    I hope your difficult child will get the message. The therapist is right, it's time to go. Doesn't he want a girlfriend? Girls don't go for guys who live with mom and play WoW all day! Not to mention the gross chewing stuff! EWWW!
  3. katya02

    katya02 Solace

    Heh - yes, I do have a copy of the info. husband knows about this housing because he sees residents in the ER. He just says, 'difficult child won't like it.' It's shared, of course, so difficult child would have to learn to get along ...

    I know Wow only costs about $15/month if they buy it three months at a time. They have to pay more to put their character onto new servers, however. Beyond that, all I can think of is he's going on a ton of different servers or he's actually buying game 'money' .... I could never imagine anyone doing something as dumb as this yet difficult child may be doing it. I can 'see' his accounts online because I'm joint on them, so I see all the payments. difficult child has figured out how to set up a paypal account for himself; he has skills for what he wants to do. Just not for steady work. :(

    The chewing thing is GROSS, gross, gross. Disgusting. He spits into empty pop cans (we NEVER put down a partially empty can and walk away at our house, for fear of picking up the wrong one when we come back) or plastic bottles, but there are also stains on his WALLS and on the carpet. He looks us in the eye and swears he doesn't know where they came from. And I'll walk into his room after forbidding him to chew inside and he'll have a big gross spit bottle sitting beside his gaming chair on the carpet. Hence the new policy. Do you want to take bets on how long it'll take for me to have to confiscate his laptop? A day? Hours? Minutes???
  4. meowbunny

    meowbunny New Member

    I'll give the laptop 1 hour, 3 minutes (most tobacco addicts need a fix hourly).

    I love that you left him there. Hey, maybe the 4 mile walk will help him lose some of the weight he doesn't like. And you gotta love a therapist who lays it on the line. I will say that sometimes having our kids get a serious dose of reality like not living at home can makes them so much more appreciative of us parents. Sure did with my daughter. She almost treats me like I'm human.

    You're doing a super job of not only detaching but making rules that are livable. Your explanation about moving in with a friend and house rules was excellent. I'm definitely going to have to remember that one if my daughter ever decides to move back in, which I doubt is going to happen, thank goodness.

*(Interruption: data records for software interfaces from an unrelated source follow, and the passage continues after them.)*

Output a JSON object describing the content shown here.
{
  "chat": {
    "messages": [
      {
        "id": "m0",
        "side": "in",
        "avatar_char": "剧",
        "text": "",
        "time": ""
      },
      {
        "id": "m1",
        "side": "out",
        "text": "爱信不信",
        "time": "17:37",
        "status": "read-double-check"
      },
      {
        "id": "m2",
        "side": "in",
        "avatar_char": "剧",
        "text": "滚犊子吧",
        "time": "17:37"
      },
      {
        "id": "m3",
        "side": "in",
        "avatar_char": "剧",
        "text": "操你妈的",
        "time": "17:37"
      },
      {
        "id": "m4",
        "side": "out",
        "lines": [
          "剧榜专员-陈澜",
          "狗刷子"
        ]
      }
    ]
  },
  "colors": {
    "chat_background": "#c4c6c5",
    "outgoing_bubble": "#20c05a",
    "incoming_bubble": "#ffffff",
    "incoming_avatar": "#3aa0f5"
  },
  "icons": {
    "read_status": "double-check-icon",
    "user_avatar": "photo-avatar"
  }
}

    Anyway, Way To Go. You have definitely surpassed Detachment 101 and could give us lessons.
  5. everywoman

    everywoman Active Member

    Good for you. The rule in my car is you behave with decency and respect or you get out and walk. All of mine have walked at one time or another.

    As far as your tobacco rule, it is your home. If he chooses not to live by the house rules, he needs to find somewhere else to live. When you make adult choices, you must be willing to be an adult. And adults respect the people they live with.